▶ _Component data from apps and pages_

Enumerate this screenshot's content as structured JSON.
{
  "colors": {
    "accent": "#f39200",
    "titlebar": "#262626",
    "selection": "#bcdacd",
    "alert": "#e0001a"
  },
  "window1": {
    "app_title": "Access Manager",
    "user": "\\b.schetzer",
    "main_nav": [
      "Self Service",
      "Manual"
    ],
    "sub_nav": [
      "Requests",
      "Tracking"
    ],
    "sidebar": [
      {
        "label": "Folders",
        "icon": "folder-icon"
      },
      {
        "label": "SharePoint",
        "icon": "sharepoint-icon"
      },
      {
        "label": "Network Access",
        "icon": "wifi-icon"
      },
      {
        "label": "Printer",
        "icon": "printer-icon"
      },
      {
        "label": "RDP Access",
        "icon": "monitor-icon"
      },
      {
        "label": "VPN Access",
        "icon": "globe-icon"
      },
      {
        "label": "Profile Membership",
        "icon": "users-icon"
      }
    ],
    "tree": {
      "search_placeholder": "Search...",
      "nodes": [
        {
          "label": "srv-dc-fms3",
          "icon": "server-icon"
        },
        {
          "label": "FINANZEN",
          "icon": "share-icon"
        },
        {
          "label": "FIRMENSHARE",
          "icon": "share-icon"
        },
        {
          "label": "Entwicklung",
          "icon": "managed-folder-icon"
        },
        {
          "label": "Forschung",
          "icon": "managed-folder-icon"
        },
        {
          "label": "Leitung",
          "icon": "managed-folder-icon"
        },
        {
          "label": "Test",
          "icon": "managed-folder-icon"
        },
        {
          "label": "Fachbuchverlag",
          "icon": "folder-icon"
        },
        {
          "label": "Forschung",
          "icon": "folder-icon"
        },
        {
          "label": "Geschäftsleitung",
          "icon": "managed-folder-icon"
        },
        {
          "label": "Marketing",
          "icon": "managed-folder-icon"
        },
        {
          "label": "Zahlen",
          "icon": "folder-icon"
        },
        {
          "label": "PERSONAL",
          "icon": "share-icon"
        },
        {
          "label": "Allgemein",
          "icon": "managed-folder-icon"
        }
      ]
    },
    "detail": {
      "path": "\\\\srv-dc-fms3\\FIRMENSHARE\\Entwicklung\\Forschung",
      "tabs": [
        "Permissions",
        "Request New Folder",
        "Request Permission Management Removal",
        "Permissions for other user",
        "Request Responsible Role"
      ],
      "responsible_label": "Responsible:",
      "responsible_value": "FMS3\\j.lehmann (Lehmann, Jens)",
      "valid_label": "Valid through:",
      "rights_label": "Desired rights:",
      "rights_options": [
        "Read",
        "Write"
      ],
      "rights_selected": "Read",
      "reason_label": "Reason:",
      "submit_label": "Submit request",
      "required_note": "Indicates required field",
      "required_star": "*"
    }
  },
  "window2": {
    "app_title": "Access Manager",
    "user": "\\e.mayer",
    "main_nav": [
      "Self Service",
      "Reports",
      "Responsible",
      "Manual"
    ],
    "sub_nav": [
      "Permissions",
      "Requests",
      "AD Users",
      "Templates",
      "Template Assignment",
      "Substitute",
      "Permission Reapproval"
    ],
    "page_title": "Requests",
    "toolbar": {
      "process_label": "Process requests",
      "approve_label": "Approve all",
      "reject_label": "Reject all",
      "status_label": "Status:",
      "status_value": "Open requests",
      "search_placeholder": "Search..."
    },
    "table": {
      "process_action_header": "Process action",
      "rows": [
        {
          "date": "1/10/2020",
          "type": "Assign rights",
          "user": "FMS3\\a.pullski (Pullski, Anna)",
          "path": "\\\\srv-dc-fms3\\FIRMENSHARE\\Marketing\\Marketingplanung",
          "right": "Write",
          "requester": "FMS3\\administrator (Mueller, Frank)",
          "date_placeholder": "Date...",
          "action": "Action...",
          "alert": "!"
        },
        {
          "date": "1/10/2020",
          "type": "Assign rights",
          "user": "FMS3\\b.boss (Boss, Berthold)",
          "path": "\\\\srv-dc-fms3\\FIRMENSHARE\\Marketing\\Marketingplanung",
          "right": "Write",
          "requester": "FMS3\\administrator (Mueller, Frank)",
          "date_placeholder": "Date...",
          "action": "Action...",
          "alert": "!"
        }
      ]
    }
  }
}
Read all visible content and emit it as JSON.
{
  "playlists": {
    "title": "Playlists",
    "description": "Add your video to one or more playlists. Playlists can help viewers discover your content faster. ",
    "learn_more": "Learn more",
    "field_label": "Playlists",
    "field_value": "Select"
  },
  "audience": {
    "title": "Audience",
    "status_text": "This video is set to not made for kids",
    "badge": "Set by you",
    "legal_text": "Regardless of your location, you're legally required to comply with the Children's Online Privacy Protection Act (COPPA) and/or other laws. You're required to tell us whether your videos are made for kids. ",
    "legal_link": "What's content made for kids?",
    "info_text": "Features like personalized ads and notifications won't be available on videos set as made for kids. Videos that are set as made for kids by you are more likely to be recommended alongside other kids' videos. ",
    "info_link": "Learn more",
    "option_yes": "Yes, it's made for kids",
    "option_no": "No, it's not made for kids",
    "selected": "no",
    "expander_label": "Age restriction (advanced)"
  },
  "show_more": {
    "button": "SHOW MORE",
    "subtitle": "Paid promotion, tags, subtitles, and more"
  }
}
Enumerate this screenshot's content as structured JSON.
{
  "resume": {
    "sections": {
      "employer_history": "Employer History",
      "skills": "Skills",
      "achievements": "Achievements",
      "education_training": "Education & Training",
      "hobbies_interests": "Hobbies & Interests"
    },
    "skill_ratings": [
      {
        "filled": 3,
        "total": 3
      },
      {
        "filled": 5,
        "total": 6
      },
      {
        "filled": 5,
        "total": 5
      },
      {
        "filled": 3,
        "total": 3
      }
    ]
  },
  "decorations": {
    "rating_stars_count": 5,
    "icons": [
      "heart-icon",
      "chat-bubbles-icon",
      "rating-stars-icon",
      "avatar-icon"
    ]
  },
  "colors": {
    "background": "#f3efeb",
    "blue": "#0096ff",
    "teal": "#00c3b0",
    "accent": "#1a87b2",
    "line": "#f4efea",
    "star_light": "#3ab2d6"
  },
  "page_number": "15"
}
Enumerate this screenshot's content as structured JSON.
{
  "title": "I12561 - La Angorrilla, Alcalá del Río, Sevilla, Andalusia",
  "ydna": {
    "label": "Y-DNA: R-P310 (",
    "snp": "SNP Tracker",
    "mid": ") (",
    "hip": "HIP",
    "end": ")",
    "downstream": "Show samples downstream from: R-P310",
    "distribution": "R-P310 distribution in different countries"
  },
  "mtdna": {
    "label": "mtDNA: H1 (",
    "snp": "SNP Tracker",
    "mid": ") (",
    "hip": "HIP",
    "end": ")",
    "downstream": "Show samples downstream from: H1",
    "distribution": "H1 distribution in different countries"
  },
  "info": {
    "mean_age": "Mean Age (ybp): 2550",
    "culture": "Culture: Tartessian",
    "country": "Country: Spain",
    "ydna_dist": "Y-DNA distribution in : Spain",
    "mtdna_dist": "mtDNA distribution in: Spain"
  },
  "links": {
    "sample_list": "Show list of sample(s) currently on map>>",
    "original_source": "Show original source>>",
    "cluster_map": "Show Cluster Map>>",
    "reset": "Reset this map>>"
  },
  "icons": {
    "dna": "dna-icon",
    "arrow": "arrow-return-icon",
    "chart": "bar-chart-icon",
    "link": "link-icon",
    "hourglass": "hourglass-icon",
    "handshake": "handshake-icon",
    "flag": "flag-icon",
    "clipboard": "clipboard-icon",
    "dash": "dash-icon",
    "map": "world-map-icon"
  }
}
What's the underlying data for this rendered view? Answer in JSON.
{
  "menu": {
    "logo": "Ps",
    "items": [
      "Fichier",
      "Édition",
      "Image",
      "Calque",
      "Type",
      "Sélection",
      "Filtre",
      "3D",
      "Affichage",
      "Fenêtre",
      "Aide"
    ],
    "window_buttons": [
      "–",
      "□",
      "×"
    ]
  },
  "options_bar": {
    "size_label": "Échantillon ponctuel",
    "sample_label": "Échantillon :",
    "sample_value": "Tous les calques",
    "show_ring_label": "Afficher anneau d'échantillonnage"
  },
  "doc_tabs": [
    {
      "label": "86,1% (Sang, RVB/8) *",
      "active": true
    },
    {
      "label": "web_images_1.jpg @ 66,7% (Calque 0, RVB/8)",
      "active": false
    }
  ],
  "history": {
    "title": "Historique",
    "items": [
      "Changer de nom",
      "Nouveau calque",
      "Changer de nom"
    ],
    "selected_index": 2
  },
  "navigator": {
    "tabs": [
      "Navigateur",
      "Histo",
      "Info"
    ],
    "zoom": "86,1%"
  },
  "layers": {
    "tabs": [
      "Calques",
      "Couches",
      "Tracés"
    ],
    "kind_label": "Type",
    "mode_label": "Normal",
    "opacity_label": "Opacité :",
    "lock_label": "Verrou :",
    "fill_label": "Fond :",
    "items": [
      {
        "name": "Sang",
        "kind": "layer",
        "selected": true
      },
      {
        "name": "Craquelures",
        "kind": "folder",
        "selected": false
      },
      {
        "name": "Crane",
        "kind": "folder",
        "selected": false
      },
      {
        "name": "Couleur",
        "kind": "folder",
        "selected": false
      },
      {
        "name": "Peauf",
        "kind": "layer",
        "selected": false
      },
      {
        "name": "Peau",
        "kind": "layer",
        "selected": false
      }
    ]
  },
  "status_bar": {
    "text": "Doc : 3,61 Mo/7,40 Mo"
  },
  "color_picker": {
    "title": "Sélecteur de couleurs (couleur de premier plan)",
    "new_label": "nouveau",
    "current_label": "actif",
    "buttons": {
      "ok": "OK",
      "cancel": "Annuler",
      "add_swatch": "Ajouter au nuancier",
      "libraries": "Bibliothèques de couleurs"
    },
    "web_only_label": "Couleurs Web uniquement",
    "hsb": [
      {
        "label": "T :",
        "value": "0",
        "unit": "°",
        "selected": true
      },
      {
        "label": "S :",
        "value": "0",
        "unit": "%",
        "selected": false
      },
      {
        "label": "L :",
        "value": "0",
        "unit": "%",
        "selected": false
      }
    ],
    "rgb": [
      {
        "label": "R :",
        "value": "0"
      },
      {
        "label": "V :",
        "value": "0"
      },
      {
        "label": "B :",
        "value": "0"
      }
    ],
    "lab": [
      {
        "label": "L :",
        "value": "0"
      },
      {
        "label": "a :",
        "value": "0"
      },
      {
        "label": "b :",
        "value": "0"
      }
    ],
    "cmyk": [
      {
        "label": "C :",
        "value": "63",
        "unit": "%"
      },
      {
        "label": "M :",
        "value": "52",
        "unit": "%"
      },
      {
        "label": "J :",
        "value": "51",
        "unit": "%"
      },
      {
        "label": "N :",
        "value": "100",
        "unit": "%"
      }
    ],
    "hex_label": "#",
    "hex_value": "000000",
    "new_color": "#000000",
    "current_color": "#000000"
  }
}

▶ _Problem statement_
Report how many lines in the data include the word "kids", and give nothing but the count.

▶ _Output for this task_
6